=== INPUT ===

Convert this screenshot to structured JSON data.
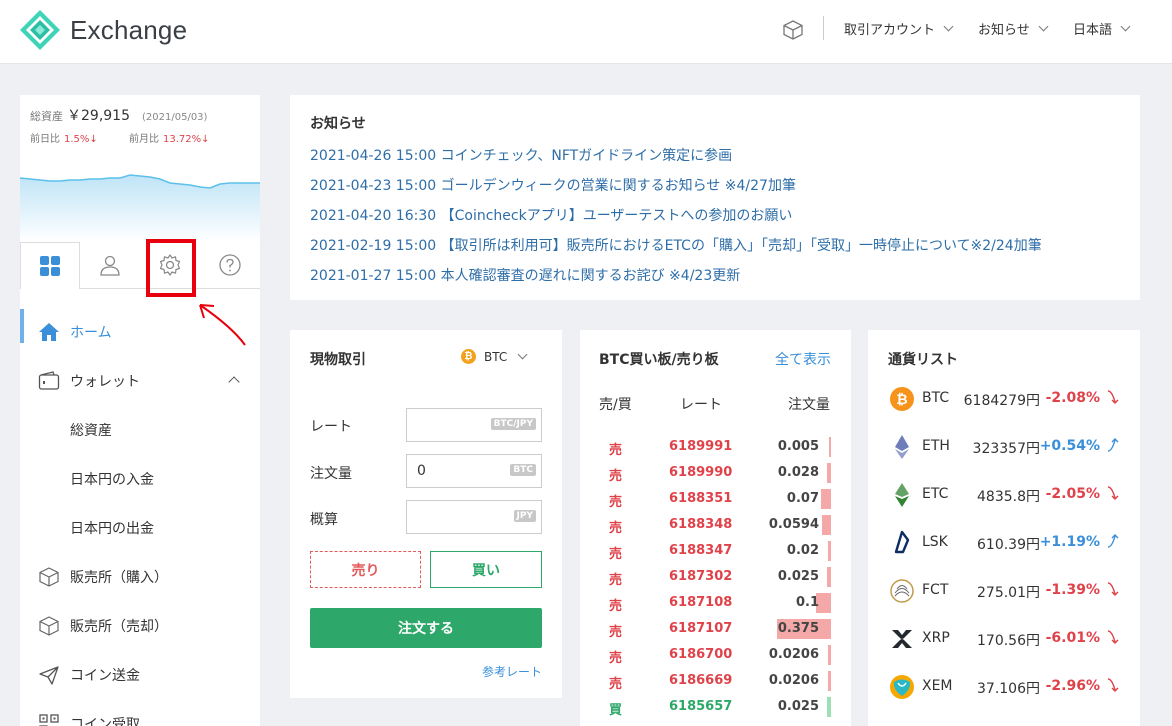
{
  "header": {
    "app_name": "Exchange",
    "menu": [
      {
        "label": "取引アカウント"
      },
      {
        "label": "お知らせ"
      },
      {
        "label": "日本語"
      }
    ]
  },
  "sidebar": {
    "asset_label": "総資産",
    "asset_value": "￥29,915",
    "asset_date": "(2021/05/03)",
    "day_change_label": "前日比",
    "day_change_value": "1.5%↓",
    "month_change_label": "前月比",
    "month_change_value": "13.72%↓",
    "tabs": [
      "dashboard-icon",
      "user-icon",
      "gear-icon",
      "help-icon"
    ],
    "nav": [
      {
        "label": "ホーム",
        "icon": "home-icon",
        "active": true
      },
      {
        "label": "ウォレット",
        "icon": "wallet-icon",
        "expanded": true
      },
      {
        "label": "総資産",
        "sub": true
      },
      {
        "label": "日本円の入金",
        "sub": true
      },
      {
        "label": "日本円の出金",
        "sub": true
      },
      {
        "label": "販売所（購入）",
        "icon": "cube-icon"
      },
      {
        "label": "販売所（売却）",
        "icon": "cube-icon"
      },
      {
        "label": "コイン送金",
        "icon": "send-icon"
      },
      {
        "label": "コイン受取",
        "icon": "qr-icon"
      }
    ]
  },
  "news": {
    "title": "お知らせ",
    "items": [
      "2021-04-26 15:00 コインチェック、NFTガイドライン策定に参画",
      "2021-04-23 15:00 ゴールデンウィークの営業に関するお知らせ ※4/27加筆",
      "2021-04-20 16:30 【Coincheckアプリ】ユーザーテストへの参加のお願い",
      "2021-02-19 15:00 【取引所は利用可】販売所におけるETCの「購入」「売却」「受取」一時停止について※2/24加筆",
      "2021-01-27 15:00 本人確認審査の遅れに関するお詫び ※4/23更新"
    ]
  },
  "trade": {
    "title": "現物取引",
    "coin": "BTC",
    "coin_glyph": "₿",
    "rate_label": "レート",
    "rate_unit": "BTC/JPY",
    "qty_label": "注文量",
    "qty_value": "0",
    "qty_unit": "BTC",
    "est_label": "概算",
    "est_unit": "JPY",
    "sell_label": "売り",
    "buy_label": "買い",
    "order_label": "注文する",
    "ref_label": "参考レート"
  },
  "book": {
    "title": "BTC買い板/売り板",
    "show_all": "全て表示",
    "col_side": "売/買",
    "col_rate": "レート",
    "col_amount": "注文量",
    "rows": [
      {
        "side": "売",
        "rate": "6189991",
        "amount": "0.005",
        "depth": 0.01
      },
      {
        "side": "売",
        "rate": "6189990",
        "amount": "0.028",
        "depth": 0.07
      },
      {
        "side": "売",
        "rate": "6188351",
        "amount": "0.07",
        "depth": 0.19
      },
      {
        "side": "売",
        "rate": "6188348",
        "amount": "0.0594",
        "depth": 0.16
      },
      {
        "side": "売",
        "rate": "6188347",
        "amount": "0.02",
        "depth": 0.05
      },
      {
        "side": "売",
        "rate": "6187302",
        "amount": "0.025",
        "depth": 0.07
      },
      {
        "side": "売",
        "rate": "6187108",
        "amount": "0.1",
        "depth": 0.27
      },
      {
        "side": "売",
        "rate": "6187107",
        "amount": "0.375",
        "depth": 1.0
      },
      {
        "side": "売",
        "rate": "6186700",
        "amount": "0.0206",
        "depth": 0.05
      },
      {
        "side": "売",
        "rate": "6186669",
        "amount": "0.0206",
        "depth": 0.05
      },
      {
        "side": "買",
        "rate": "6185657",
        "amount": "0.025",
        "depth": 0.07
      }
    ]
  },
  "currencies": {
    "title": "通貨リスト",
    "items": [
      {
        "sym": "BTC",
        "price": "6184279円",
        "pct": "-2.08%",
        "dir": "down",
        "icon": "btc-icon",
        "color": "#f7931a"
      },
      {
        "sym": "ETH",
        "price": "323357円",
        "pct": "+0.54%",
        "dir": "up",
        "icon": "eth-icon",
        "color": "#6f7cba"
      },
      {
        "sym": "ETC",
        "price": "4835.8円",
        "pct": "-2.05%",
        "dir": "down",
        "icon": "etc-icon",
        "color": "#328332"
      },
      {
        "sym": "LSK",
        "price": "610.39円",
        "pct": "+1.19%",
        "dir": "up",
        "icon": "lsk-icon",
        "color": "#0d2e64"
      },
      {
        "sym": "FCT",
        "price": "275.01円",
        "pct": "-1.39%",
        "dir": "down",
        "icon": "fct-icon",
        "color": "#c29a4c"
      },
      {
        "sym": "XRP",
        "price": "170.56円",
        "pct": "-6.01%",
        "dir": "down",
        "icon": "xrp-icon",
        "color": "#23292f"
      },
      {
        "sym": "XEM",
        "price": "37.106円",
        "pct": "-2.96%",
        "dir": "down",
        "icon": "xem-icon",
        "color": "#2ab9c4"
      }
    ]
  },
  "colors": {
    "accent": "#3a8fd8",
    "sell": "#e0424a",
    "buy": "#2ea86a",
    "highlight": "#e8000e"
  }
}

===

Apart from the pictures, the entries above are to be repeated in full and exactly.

Convert this screenshot to structured JSON data.
{
  "header": {
    "app_name": "Exchange",
    "menu": [
      {
        "label": "取引アカウント"
      },
      {
        "label": "お知らせ"
      },
      {
        "label": "日本語"
      }
    ]
  },
  "sidebar": {
    "asset_label": "総資産",
    "asset_value": "￥29,915",
    "asset_date": "(2021/05/03)",
    "day_change_label": "前日比",
    "day_change_value": "1.5%↓",
    "month_change_label": "前月比",
    "month_change_value": "13.72%↓",
    "tabs": [
      "dashboard-icon",
      "user-icon",
      "gear-icon",
      "help-icon"
    ],
    "nav": [
      {
        "label": "ホーム",
        "icon": "home-icon",
        "active": true
      },
      {
        "label": "ウォレット",
        "icon": "wallet-icon",
        "expanded": true
      },
      {
        "label": "総資産",
        "sub": true
      },
      {
        "label": "日本円の入金",
        "sub": true
      },
      {
        "label": "日本円の出金",
        "sub": true
      },
      {
        "label": "販売所（購入）",
        "icon": "cube-icon"
      },
      {
        "label": "販売所（売却）",
        "icon": "cube-icon"
      },
      {
        "label": "コイン送金",
        "icon": "send-icon"
      },
      {
        "label": "コイン受取",
        "icon": "qr-icon"
      }
    ]
  },
  "news": {
    "title": "お知らせ",
    "items": [
      "2021-04-26 15:00 コインチェック、NFTガイドライン策定に参画",
      "2021-04-23 15:00 ゴールデンウィークの営業に関するお知らせ ※4/27加筆",
      "2021-04-20 16:30 【Coincheckアプリ】ユーザーテストへの参加のお願い",
      "2021-02-19 15:00 【取引所は利用可】販売所におけるETCの「購入」「売却」「受取」一時停止について※2/24加筆",
      "2021-01-27 15:00 本人確認審査の遅れに関するお詫び ※4/23更新"
    ]
  },
  "trade": {
    "title": "現物取引",
    "coin": "BTC",
    "coin_glyph": "₿",
    "rate_label": "レート",
    "rate_unit": "BTC/JPY",
    "qty_label": "注文量",
    "qty_value": "0",
    "qty_unit": "BTC",
    "est_label": "概算",
    "est_unit": "JPY",
    "sell_label": "売り",
    "buy_label": "買い",
    "order_label": "注文する",
    "ref_label": "参考レート"
  },
  "book": {
    "title": "BTC買い板/売り板",
    "show_all": "全て表示",
    "col_side": "売/買",
    "col_rate": "レート",
    "col_amount": "注文量",
    "rows": [
      {
        "side": "売",
        "rate": "6189991",
        "amount": "0.005",
        "depth": 0.01
      },
      {
        "side": "売",
        "rate": "6189990",
        "amount": "0.028",
        "depth": 0.07
      },
      {
        "side": "売",
        "rate": "6188351",
        "amount": "0.07",
        "depth": 0.19
      },
      {
        "side": "売",
        "rate": "6188348",
        "amount": "0.0594",
        "depth": 0.16
      },
      {
        "side": "売",
        "rate": "6188347",
        "amount": "0.02",
        "depth": 0.05
      },
      {
        "side": "売",
        "rate": "6187302",
        "amount": "0.025",
        "depth": 0.07
      },
      {
        "side": "売",
        "rate": "6187108",
        "amount": "0.1",
        "depth": 0.27
      },
      {
        "side": "売",
        "rate": "6187107",
        "amount": "0.375",
        "depth": 1.0
      },
      {
        "side": "売",
        "rate": "6186700",
        "amount": "0.0206",
        "depth": 0.05
      },
      {
        "side": "売",
        "rate": "6186669",
        "amount": "0.0206",
        "depth": 0.05
      },
      {
        "side": "買",
        "rate": "6185657",
        "amount": "0.025",
        "depth": 0.07
      }
    ]
  },
  "currencies": {
    "title": "通貨リスト",
    "items": [
      {
        "sym": "BTC",
        "price": "6184279円",
        "pct": "-2.08%",
        "dir": "down",
        "icon": "btc-icon",
        "color": "#f7931a"
      },
      {
        "sym": "ETH",
        "price": "323357円",
        "pct": "+0.54%",
        "dir": "up",
        "icon": "eth-icon",
        "color": "#6f7cba"
      },
      {
        "sym": "ETC",
        "price": "4835.8円",
        "pct": "-2.05%",
        "dir": "down",
        "icon": "etc-icon",
        "color": "#328332"
      },
      {
        "sym": "LSK",
        "price": "610.39円",
        "pct": "+1.19%",
        "dir": "up",
        "icon": "lsk-icon",
        "color": "#0d2e64"
      },
      {
        "sym": "FCT",
        "price": "275.01円",
        "pct": "-1.39%",
        "dir": "down",
        "icon": "fct-icon",
        "color": "#c29a4c"
      },
      {
        "sym": "XRP",
        "price": "170.56円",
        "pct": "-6.01%",
        "dir": "down",
        "icon": "xrp-icon",
        "color": "#23292f"
      },
      {
        "sym": "XEM",
        "price": "37.106円",
        "pct": "-2.96%",
        "dir": "down",
        "icon": "xem-icon",
        "color": "#2ab9c4"
      }
    ]
  },
  "colors": {
    "accent": "#3a8fd8",
    "sell": "#e0424a",
    "buy": "#2ea86a",
    "highlight": "#e8000e"
  }
}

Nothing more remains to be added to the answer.